• The problem: After reading the data below, copy out every line that contains the word "JSON".

[Data about app and page elements]

☆ ☆ ☆

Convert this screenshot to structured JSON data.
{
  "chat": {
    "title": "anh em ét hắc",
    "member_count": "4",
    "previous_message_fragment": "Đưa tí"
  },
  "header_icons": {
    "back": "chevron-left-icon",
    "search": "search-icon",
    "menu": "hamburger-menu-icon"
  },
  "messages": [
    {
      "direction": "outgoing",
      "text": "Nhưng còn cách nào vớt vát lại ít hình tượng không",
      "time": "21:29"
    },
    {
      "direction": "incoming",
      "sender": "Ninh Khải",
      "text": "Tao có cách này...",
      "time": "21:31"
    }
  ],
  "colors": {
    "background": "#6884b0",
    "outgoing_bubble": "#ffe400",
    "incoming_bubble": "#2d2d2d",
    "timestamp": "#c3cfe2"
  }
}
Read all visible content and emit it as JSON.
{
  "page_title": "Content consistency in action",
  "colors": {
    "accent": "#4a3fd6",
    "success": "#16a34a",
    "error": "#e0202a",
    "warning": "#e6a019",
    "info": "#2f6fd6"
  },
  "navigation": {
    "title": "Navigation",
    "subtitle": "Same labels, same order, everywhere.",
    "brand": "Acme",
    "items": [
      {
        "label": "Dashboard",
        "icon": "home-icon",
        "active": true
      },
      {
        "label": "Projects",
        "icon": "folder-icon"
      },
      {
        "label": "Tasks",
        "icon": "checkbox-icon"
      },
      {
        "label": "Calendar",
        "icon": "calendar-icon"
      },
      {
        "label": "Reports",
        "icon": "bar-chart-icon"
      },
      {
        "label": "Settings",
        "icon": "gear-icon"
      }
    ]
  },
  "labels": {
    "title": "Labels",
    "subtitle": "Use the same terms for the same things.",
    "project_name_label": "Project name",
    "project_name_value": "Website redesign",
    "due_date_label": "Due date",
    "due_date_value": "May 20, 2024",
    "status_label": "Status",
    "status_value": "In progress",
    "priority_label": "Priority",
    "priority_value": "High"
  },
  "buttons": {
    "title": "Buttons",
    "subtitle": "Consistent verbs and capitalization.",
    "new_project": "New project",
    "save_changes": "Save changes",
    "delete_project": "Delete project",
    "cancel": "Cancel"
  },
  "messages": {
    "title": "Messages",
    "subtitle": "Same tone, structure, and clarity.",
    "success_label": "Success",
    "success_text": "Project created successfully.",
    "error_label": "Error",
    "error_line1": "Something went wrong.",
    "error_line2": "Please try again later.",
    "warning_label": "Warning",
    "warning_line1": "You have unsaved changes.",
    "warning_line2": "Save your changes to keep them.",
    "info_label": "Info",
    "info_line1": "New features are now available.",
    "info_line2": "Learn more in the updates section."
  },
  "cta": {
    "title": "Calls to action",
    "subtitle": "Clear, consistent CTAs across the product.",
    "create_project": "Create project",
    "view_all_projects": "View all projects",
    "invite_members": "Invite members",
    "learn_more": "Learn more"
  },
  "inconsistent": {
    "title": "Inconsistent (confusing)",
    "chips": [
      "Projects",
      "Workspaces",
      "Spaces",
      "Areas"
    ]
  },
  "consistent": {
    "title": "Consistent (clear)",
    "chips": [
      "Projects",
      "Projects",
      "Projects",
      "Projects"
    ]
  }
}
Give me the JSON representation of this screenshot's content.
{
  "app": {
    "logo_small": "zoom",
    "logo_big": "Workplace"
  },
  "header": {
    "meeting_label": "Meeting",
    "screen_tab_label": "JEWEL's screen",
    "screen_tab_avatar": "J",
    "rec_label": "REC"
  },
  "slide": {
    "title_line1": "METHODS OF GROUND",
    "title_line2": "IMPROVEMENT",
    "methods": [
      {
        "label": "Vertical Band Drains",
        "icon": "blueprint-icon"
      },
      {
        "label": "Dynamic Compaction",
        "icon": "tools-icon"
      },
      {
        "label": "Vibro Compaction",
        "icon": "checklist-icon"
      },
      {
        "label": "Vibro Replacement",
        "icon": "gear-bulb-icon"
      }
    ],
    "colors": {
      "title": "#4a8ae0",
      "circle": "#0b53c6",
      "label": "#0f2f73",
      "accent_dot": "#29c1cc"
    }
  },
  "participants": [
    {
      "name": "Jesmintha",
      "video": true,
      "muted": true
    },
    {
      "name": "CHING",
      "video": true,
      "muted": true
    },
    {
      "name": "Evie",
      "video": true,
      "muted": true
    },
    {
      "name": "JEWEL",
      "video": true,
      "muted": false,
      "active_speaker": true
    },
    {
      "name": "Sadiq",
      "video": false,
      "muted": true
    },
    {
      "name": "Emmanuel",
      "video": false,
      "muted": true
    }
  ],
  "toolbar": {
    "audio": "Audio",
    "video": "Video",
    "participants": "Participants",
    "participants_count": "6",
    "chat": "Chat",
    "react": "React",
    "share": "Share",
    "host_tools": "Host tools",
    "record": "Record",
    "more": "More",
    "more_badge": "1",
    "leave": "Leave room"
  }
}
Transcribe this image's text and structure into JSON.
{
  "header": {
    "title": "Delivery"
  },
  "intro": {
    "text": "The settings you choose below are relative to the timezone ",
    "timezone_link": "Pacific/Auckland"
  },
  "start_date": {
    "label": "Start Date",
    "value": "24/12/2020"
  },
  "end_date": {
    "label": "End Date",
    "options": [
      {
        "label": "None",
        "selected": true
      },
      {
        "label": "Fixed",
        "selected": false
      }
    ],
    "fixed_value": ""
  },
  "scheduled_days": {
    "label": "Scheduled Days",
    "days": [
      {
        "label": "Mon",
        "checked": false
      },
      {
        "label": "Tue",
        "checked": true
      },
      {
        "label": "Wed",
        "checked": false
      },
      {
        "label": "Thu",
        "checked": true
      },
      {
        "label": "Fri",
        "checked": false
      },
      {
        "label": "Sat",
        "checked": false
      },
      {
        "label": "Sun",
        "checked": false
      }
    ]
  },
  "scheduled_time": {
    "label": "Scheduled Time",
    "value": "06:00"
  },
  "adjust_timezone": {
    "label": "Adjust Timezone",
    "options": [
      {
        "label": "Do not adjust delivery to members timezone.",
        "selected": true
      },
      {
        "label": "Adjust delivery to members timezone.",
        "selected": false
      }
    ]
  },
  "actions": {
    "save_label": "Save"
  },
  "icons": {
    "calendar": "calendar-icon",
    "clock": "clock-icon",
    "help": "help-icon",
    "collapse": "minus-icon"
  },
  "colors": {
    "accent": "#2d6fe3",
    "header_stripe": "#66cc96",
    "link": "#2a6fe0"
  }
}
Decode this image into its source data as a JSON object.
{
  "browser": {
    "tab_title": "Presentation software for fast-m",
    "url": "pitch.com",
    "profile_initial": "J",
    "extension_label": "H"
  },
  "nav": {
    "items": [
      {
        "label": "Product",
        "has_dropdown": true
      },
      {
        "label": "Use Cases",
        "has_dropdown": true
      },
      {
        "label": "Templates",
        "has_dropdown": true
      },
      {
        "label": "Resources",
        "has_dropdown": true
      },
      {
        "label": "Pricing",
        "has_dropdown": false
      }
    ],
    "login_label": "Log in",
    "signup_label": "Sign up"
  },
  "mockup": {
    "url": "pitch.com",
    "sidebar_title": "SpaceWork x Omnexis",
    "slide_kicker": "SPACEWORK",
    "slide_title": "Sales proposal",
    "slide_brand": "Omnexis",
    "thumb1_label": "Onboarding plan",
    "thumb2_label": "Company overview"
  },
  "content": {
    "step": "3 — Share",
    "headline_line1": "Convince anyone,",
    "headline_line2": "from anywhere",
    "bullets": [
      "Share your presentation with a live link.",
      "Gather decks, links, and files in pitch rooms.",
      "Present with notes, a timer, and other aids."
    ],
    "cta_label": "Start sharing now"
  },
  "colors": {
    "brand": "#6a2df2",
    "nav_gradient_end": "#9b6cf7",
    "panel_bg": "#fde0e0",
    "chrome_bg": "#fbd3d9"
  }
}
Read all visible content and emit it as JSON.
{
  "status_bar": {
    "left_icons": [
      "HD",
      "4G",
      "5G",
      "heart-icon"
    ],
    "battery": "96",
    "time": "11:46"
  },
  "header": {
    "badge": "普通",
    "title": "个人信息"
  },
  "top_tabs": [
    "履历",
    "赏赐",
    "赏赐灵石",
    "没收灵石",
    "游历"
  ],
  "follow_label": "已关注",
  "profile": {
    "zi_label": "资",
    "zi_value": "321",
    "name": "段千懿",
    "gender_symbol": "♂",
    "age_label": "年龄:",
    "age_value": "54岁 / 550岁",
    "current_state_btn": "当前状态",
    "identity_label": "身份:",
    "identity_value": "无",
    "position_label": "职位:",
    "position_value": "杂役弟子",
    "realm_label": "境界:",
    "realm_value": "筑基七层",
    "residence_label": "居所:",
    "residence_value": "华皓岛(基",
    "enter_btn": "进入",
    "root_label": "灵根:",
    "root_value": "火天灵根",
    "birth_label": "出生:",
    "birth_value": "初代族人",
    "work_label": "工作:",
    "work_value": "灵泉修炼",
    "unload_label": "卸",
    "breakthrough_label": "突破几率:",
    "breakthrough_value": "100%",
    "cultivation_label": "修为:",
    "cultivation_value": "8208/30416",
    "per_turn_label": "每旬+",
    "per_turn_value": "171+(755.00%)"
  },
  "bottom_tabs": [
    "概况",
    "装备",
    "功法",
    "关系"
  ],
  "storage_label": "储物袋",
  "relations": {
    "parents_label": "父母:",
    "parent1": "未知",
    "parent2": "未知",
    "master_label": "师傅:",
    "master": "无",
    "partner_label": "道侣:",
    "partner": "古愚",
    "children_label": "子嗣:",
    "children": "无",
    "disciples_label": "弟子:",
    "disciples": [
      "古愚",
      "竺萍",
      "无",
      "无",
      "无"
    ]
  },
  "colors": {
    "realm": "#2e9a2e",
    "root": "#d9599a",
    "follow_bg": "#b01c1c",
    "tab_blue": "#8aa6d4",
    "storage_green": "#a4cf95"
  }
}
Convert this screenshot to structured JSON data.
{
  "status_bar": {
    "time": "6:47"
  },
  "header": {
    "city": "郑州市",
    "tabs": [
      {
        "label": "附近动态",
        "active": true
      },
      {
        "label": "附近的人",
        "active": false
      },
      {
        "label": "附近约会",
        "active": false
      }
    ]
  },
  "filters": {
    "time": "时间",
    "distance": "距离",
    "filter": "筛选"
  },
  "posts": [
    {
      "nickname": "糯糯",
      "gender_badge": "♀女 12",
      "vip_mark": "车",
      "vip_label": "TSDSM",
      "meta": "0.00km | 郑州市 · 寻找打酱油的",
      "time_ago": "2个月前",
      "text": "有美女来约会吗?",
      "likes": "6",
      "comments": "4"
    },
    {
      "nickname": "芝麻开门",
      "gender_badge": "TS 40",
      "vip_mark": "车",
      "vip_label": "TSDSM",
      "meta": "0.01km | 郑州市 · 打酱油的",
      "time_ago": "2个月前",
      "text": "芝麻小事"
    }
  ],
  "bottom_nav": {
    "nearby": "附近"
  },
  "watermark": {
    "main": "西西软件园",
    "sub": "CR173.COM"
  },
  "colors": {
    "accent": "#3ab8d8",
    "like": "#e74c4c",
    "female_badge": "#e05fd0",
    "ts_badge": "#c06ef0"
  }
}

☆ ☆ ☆

• Reply to the exercise:
Convert this screenshot to structured JSON data.
Read all visible content and emit it as JSON.
Give me the JSON representation of this screenshot's content.
Transcribe this image's text and structure into JSON.
Decode this image into its source data as a JSON object.
Read all visible content and emit it as JSON.
Convert this screenshot to structured JSON data.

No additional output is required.